Exercise prompt
Look at every line of the material below and tally those containing "Layer". Reply with the total alone.

==== Record excerpts

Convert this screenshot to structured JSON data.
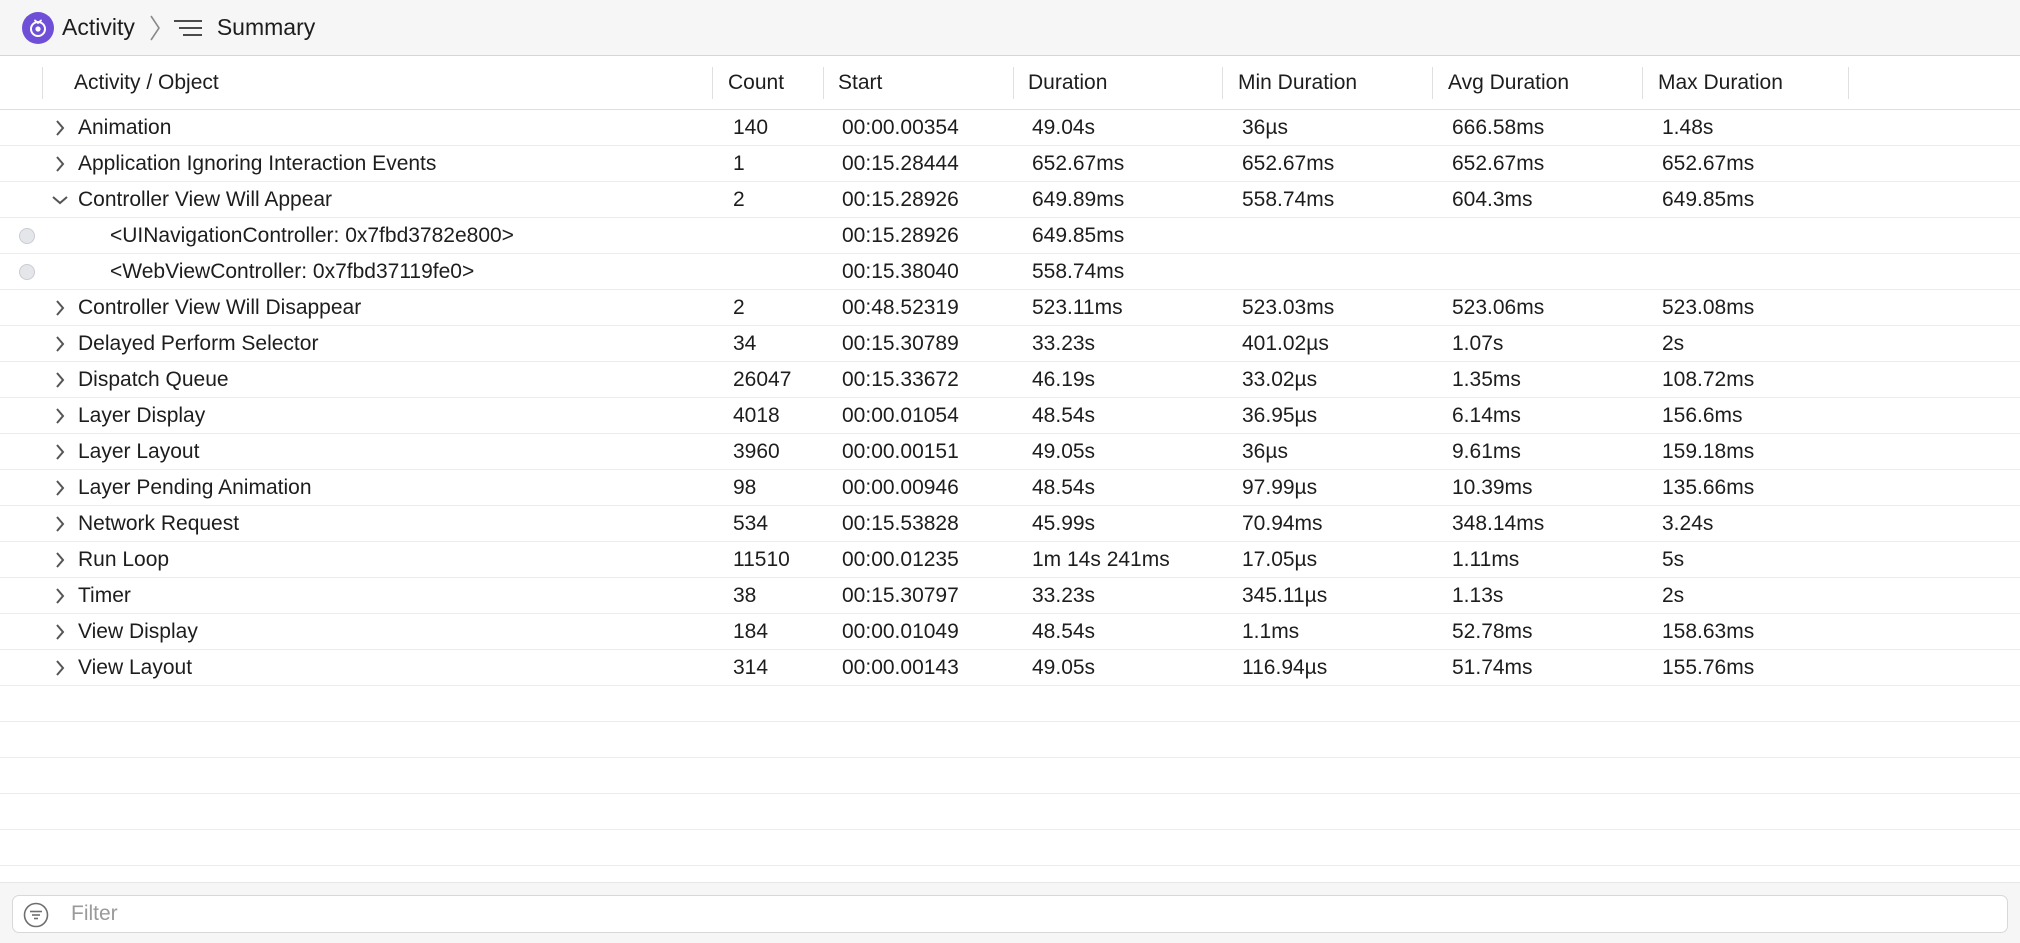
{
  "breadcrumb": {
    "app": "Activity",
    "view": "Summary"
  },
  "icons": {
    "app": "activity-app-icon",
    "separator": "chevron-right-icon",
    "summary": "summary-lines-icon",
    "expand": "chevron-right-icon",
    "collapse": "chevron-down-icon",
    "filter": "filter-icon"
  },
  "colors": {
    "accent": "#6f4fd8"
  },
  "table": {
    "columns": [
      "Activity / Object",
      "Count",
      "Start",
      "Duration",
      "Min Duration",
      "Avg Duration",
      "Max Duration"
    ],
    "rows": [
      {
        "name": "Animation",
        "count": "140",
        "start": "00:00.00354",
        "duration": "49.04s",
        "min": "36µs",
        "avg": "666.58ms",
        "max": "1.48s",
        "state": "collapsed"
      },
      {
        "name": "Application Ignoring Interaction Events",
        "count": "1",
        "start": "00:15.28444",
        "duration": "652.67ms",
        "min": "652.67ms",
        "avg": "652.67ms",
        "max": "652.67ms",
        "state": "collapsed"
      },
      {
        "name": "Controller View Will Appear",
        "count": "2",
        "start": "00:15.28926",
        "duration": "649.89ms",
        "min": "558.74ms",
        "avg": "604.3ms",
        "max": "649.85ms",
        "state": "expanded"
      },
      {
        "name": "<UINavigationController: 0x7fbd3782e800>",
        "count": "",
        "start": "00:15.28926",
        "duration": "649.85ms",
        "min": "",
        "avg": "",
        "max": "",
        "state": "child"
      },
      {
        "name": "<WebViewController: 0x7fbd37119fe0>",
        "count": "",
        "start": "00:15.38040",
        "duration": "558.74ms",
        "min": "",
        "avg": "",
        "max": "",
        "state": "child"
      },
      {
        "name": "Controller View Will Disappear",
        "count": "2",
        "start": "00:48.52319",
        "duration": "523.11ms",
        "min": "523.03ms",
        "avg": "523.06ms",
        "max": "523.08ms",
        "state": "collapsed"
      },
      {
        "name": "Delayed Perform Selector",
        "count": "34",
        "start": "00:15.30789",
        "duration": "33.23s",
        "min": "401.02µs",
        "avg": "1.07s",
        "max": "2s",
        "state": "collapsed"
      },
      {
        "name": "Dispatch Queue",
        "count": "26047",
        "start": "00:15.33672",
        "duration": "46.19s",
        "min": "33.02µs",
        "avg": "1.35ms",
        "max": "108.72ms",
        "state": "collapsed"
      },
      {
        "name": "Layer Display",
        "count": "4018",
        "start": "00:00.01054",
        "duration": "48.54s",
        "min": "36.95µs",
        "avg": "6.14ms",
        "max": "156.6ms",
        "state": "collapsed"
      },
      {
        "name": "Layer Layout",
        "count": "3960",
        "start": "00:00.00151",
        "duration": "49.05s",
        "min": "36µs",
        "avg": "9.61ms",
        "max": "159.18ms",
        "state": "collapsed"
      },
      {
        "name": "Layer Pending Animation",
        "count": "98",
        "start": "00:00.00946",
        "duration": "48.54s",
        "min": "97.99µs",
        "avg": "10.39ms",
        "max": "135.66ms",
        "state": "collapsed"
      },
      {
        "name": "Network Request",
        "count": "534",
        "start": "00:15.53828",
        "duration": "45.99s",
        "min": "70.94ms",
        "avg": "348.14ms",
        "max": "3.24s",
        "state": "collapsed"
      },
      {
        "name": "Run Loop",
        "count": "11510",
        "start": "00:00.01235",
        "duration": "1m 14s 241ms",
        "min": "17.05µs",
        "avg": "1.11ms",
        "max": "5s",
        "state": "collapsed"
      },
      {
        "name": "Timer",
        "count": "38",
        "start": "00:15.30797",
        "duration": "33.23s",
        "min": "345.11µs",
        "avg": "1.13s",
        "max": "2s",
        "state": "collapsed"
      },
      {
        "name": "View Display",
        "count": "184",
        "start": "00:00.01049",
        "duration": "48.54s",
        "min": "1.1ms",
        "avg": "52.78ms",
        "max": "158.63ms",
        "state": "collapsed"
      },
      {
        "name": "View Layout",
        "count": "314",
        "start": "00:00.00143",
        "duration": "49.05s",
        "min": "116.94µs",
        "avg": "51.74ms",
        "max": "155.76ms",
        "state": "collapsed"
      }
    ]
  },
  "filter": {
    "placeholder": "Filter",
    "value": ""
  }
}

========

The completed task
3